**What you have to do:**
The full set of lines below has to be duplicated exactly, with no picture kept.
-*-
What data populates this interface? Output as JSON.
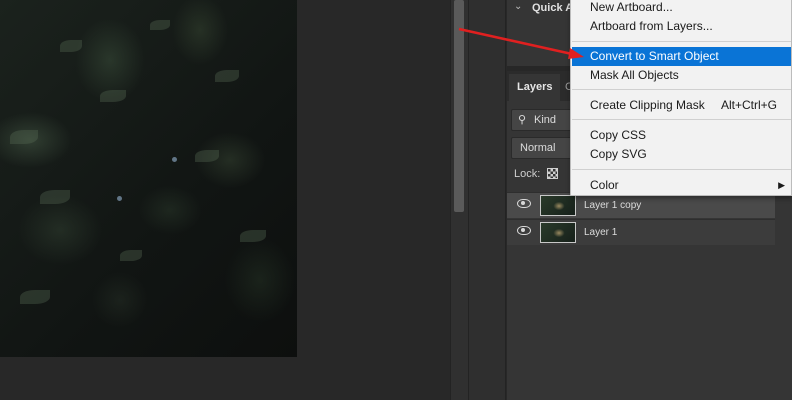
{
  "panels": {
    "quick_actions_title": "Quick A",
    "tabs": [
      "Layers",
      "C"
    ],
    "kind_filter": "Kind",
    "blend_mode": "Normal",
    "lock_label": "Lock:"
  },
  "layers": [
    {
      "name": "Layer 1 copy",
      "selected": true
    },
    {
      "name": "Layer 1",
      "selected": false
    }
  ],
  "context_menu": {
    "items": {
      "new_artboard": "New Artboard...",
      "artboard_from_layers": "Artboard from Layers...",
      "convert_smart_object": "Convert to Smart Object",
      "mask_all_objects": "Mask All Objects",
      "create_clipping_mask": "Create Clipping Mask",
      "create_clipping_mask_shortcut": "Alt+Ctrl+G",
      "copy_css": "Copy CSS",
      "copy_svg": "Copy SVG",
      "color": "Color"
    },
    "highlighted": "Convert to Smart Object"
  },
  "colors": {
    "highlight": "#0a74d6",
    "annotation_arrow": "#e02020"
  },
  "icons": [
    "chevron-down-icon",
    "search-icon",
    "lock-transparency-icon",
    "eye-icon",
    "submenu-arrow-icon"
  ]
}
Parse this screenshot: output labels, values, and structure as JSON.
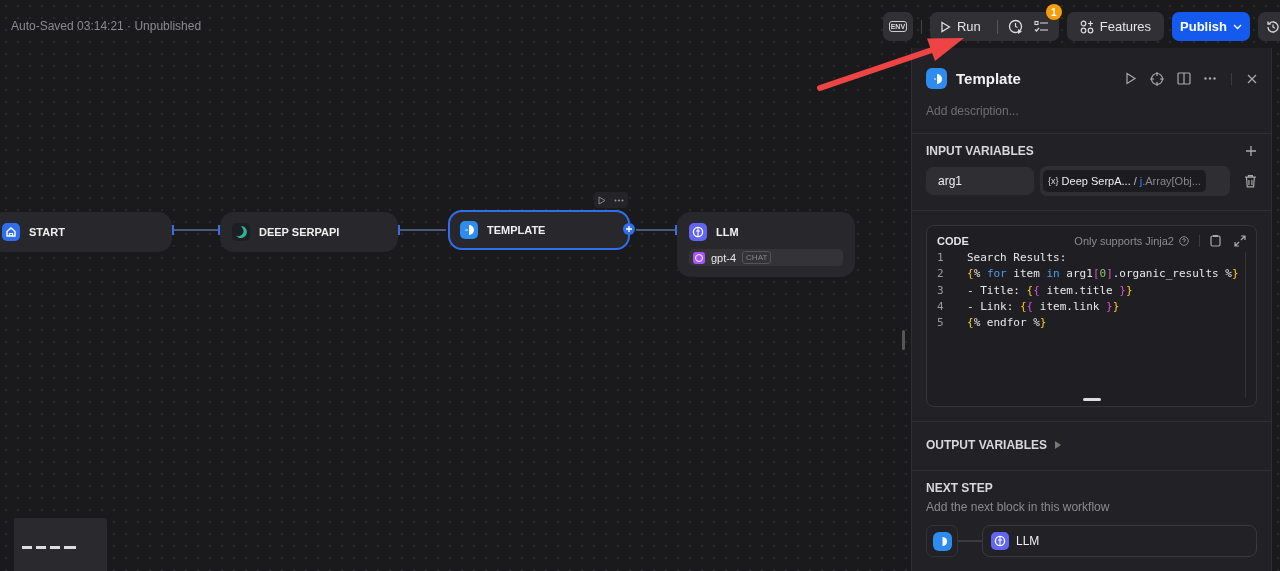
{
  "status": "Auto-Saved 03:14:21 · Unpublished",
  "toolbar": {
    "env": "ENV",
    "run": "Run",
    "badge": "1",
    "features": "Features",
    "publish": "Publish"
  },
  "nodes": [
    {
      "kind": "start",
      "title": "START",
      "selected": false
    },
    {
      "kind": "serpapi",
      "title": "DEEP SERPAPI",
      "selected": false
    },
    {
      "kind": "template",
      "title": "TEMPLATE",
      "selected": true
    },
    {
      "kind": "llm",
      "title": "LLM",
      "selected": false,
      "model": "gpt-4",
      "tag": "CHAT"
    }
  ],
  "panel": {
    "title": "Template",
    "description_placeholder": "Add description...",
    "input_title": "INPUT VARIABLES",
    "variables": [
      {
        "name": "arg1",
        "var_icon": "{x}",
        "source": "Deep SerpA...",
        "sep": "/",
        "prefix": "j.",
        "type": "Array[Obj..."
      }
    ],
    "code": {
      "label": "CODE",
      "hint": "Only supports Jinja2",
      "lines": [
        {
          "no": "1",
          "tokens": [
            {
              "kind": "text",
              "text": "Search Results:"
            }
          ]
        },
        {
          "no": "2",
          "tokens": [
            {
              "kind": "brace",
              "text": "{"
            },
            {
              "kind": "text",
              "text": "% "
            },
            {
              "kind": "keyword",
              "text": "for"
            },
            {
              "kind": "text",
              "text": " item "
            },
            {
              "kind": "keyword",
              "text": "in"
            },
            {
              "kind": "text",
              "text": " arg1"
            },
            {
              "kind": "bracket",
              "text": "["
            },
            {
              "kind": "number",
              "text": "0"
            },
            {
              "kind": "bracket",
              "text": "]"
            },
            {
              "kind": "text",
              "text": ".organic_results %"
            },
            {
              "kind": "brace",
              "text": "}"
            }
          ]
        },
        {
          "no": "3",
          "tokens": [
            {
              "kind": "text",
              "text": "- Title: "
            },
            {
              "kind": "brace",
              "text": "{"
            },
            {
              "kind": "bracket",
              "text": "{"
            },
            {
              "kind": "text",
              "text": " item.title "
            },
            {
              "kind": "bracket",
              "text": "}"
            },
            {
              "kind": "brace",
              "text": "}"
            }
          ]
        },
        {
          "no": "4",
          "tokens": [
            {
              "kind": "text",
              "text": "- Link: "
            },
            {
              "kind": "brace",
              "text": "{"
            },
            {
              "kind": "bracket",
              "text": "{"
            },
            {
              "kind": "text",
              "text": " item.link "
            },
            {
              "kind": "bracket",
              "text": "}"
            },
            {
              "kind": "brace",
              "text": "}"
            }
          ]
        },
        {
          "no": "5",
          "tokens": [
            {
              "kind": "brace",
              "text": "{"
            },
            {
              "kind": "text",
              "text": "% endfor %"
            },
            {
              "kind": "brace",
              "text": "}"
            }
          ]
        }
      ]
    },
    "output_title": "OUTPUT VARIABLES",
    "output_expanded": false,
    "next_title": "NEXT STEP",
    "next_hint": "Add the next block in this workflow",
    "next_block": "LLM"
  }
}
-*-
**Response:**
What data populates this interface? Output as JSON.
{
  "panels": {
    "quick_actions_title": "Quick A",
    "tabs": [
      "Layers",
      "C"
    ],
    "kind_filter": "Kind",
    "blend_mode": "Normal",
    "lock_label": "Lock:"
  },
  "layers": [
    {
      "name": "Layer 1 copy",
      "selected": true
    },
    {
      "name": "Layer 1",
      "selected": false
    }
  ],
  "context_menu": {
    "items": {
      "new_artboard": "New Artboard...",
      "artboard_from_layers": "Artboard from Layers...",
      "convert_smart_object": "Convert to Smart Object",
      "mask_all_objects": "Mask All Objects",
      "create_clipping_mask": "Create Clipping Mask",
      "create_clipping_mask_shortcut": "Alt+Ctrl+G",
      "copy_css": "Copy CSS",
      "copy_svg": "Copy SVG",
      "color": "Color"
    },
    "highlighted": "Convert to Smart Object"
  },
  "colors": {
    "highlight": "#0a74d6",
    "annotation_arrow": "#e02020"
  },
  "icons": [
    "chevron-down-icon",
    "search-icon",
    "lock-transparency-icon",
    "eye-icon",
    "submenu-arrow-icon"
  ]
}
Parse this screenshot: output labels, values, and structure as JSON.
{
  "status": "Auto-Saved 03:14:21 · Unpublished",
  "toolbar": {
    "env": "ENV",
    "run": "Run",
    "badge": "1",
    "features": "Features",
    "publish": "Publish"
  },
  "nodes": [
    {
      "kind": "start",
      "title": "START",
      "selected": false
    },
    {
      "kind": "serpapi",
      "title": "DEEP SERPAPI",
      "selected": false
    },
    {
      "kind": "template",
      "title": "TEMPLATE",
      "selected": true
    },
    {
      "kind": "llm",
      "title": "LLM",
      "selected": false,
      "model": "gpt-4",
      "tag": "CHAT"
    }
  ],
  "panel": {
    "title": "Template",
    "description_placeholder": "Add description...",
    "input_title": "INPUT VARIABLES",
    "variables": [
      {
        "name": "arg1",
        "var_icon": "{x}",
        "source": "Deep SerpA...",
        "sep": "/",
        "prefix": "j.",
        "type": "Array[Obj..."
      }
    ],
    "code": {
      "label": "CODE",
      "hint": "Only supports Jinja2",
      "lines": [
        {
          "no": "1",
          "tokens": [
            {
              "kind": "text",
              "text": "Search Results:"
            }
          ]
        },
        {
          "no": "2",
          "tokens": [
            {
              "kind": "brace",
              "text": "{"
            },
            {
              "kind": "text",
              "text": "% "
            },
            {
              "kind": "keyword",
              "text": "for"
            },
            {
              "kind": "text",
              "text": " item "
            },
            {
              "kind": "keyword",
              "text": "in"
            },
            {
              "kind": "text",
              "text": " arg1"
            },
            {
              "kind": "bracket",
              "text": "["
            },
            {
              "kind": "number",
              "text": "0"
            },
            {
              "kind": "bracket",
              "text": "]"
            },
            {
              "kind": "text",
              "text": ".organic_results %"
            },
            {
              "kind": "brace",
              "text": "}"
            }
          ]
        },
        {
          "no": "3",
          "tokens": [
            {
              "kind": "text",
              "text": "- Title: "
            },
            {
              "kind": "brace",
              "text": "{"
            },
            {
              "kind": "bracket",
              "text": "{"
            },
            {
              "kind": "text",
              "text": " item.title "
            },
            {
              "kind": "bracket",
              "text": "}"
            },
            {
              "kind": "brace",
              "text": "}"
            }
          ]
        },
        {
          "no": "4",
          "tokens": [
            {
              "kind": "text",
              "text": "- Link: "
            },
            {
              "kind": "brace",
              "text": "{"
            },
            {
              "kind": "bracket",
              "text": "{"
            },
            {
              "kind": "text",
              "text": " item.link "
            },
            {
              "kind": "bracket",
              "text": "}"
            },
            {
              "kind": "brace",
              "text": "}"
            }
          ]
        },
        {
          "no": "5",
          "tokens": [
            {
              "kind": "brace",
              "text": "{"
            },
            {
              "kind": "text",
              "text": "% endfor %"
            },
            {
              "kind": "brace",
              "text": "}"
            }
          ]
        }
      ]
    },
    "output_title": "OUTPUT VARIABLES",
    "output_expanded": false,
    "next_title": "NEXT STEP",
    "next_hint": "Add the next block in this workflow",
    "next_block": "LLM"
  }
}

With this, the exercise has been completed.